And he said: ‘I still find it funny you wouldn’t want to do new creative for the jeans….’ And then our planning guy, who’d been up for four

days, snapped.

He said: ‘Look pal, you asked us what we thought. We’re telling you. If you don’t want to buy it, we’ll take it to Lee.’ We lost the whole thing there [and a $5,000 prize], and up to that point we were winning. But it was like real life.’


Alan Middleton, now the assistant professor of marketing and executive director of the executive education centre at the Schulich School of Business at Toronto’s York University, was with the Canadian operation from 1975 to 1989. He recalls the party-hard days of the 1970s:

‘I once drove my Ford Mustang into a lake at a JWT party. This was up at Delawana Inn in the Muskokas. I was turning my car around to park it – because I was drunk and I wasn’t going to drive home – and I went slightly too far, and the car flipped over the dock into the lake. I had to swim out. As you can imagine, it cost me large sums of money [to drag it out] and much embarrassment the next day when everyone heard what happened.’


Ted Nation president of Yield, was with the company from 1982 to 1998, holding various positions at JWT offices around the world and departing as president and CEO:

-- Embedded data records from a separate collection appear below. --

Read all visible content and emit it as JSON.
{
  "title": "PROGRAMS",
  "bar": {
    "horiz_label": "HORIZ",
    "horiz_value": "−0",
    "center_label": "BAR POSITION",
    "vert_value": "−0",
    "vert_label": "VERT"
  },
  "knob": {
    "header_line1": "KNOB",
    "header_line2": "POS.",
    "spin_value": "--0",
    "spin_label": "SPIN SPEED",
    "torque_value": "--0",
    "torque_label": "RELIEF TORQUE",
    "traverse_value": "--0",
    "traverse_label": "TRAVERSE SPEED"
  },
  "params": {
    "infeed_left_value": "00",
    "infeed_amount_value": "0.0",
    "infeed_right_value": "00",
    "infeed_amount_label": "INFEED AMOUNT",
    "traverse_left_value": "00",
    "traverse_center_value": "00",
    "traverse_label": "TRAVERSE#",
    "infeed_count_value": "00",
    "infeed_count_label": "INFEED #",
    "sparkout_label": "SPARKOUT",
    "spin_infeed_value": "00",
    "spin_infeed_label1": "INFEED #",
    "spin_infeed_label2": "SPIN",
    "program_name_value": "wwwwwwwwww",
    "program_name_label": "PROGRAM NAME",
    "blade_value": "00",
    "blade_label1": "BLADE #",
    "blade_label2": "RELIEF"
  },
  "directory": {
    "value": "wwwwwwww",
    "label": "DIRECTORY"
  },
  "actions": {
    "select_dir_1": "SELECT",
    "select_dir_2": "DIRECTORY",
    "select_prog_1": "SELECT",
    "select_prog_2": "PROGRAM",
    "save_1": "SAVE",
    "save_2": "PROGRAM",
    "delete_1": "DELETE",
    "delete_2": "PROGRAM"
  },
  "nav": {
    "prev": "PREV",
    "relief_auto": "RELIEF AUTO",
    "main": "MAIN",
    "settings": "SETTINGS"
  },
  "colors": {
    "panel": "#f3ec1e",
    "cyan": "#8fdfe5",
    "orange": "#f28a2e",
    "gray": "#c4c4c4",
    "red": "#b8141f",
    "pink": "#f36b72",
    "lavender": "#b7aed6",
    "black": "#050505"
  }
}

‘When I was an account exec/supervisor from 1982 to 1985, JWT was the prestige advertising firm in Canada. It had Ford, Labatt, the Bank of Montreal, Nortel, Pepsi, Burger King. There wasn’t a major advertiser in a major category that wasn’t at JWT. There was tremendous pride in the agency, because they had created the Pepsi Challenge in Canada and Labatt’s Blue balloon [for instance].’

Marlene Hore, now a partner at Edell, a Toronto agency, was hired in 1971 as a copywriter, and would leave in 1993 as national CD, EVP of the Canadian company and an EVP of the global parent:

‘There was J. Walter Thompson and then there was everybody else [in the Canadian ad industry of the 1970s], and so they had the best of the best – really bright people and it was exciting. I used to get up in the morning and go ‘I can’t believe I’m so lucky to be working here.”